**Exercise directions:**
Go through the entries below. Copy each line in which "время" appears.

[Records from a data collection]

▬▬▬▬▬▬▬▬▬▬

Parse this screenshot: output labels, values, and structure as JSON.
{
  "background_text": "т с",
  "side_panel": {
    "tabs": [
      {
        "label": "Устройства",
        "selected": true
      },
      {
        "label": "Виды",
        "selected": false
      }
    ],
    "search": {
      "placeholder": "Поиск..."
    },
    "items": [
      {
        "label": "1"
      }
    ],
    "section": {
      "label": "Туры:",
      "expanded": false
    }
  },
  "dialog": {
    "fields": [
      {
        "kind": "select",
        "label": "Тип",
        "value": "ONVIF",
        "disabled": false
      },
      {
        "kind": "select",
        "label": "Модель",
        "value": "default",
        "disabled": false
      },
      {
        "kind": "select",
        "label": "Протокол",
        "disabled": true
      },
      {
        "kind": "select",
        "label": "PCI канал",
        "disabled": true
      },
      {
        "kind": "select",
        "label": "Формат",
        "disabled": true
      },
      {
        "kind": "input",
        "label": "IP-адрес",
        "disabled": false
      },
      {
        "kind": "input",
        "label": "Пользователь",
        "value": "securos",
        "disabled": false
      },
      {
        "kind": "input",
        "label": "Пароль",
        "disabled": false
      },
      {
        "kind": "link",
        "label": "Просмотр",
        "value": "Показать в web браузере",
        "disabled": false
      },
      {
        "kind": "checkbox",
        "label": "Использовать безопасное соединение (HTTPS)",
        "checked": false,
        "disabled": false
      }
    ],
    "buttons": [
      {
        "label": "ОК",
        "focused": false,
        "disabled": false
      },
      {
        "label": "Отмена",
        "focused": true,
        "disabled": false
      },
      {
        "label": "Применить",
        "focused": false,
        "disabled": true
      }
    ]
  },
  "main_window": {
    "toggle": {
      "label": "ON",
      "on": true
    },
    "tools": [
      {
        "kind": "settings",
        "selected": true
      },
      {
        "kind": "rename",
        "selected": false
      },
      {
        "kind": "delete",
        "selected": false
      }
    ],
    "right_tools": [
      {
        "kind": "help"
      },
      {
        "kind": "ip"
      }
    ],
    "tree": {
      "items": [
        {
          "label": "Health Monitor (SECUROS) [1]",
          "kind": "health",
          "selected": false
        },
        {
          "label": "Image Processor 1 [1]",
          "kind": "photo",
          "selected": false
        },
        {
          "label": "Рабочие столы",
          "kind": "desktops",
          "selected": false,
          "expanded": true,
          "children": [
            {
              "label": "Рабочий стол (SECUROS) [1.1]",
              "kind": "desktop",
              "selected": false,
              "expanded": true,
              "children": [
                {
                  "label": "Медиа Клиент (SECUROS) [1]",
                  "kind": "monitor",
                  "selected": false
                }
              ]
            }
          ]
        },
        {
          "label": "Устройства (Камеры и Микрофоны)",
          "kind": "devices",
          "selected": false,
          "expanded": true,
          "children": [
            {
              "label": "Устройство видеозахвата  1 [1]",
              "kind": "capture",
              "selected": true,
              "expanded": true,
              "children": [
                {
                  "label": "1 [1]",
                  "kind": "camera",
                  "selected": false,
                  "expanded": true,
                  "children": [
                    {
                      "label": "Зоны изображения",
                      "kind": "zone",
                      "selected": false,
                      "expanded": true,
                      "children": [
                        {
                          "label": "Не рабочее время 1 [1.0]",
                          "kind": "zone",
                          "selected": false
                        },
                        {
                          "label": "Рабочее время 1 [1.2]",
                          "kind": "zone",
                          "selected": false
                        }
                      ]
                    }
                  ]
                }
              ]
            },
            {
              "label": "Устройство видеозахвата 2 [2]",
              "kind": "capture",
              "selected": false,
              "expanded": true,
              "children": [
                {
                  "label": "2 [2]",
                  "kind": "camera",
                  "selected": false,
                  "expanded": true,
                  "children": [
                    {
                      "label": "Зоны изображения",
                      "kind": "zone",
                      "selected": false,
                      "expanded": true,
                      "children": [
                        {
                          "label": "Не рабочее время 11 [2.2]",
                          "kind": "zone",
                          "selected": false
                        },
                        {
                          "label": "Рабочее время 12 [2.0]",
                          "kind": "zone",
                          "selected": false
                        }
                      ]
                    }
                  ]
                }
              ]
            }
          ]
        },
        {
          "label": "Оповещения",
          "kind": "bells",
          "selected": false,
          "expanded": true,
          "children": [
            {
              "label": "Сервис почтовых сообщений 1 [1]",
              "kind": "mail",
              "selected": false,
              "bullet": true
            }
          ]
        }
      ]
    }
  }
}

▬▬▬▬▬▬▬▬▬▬

**Exercise response:**
                          "label": "Не рабочее время 1 [1.0]",
                          "label": "Рабочее время 1 [1.2]",
                          "label": "Не рабочее время 11 [2.2]",
                          "label": "Рабочее время 12 [2.0]",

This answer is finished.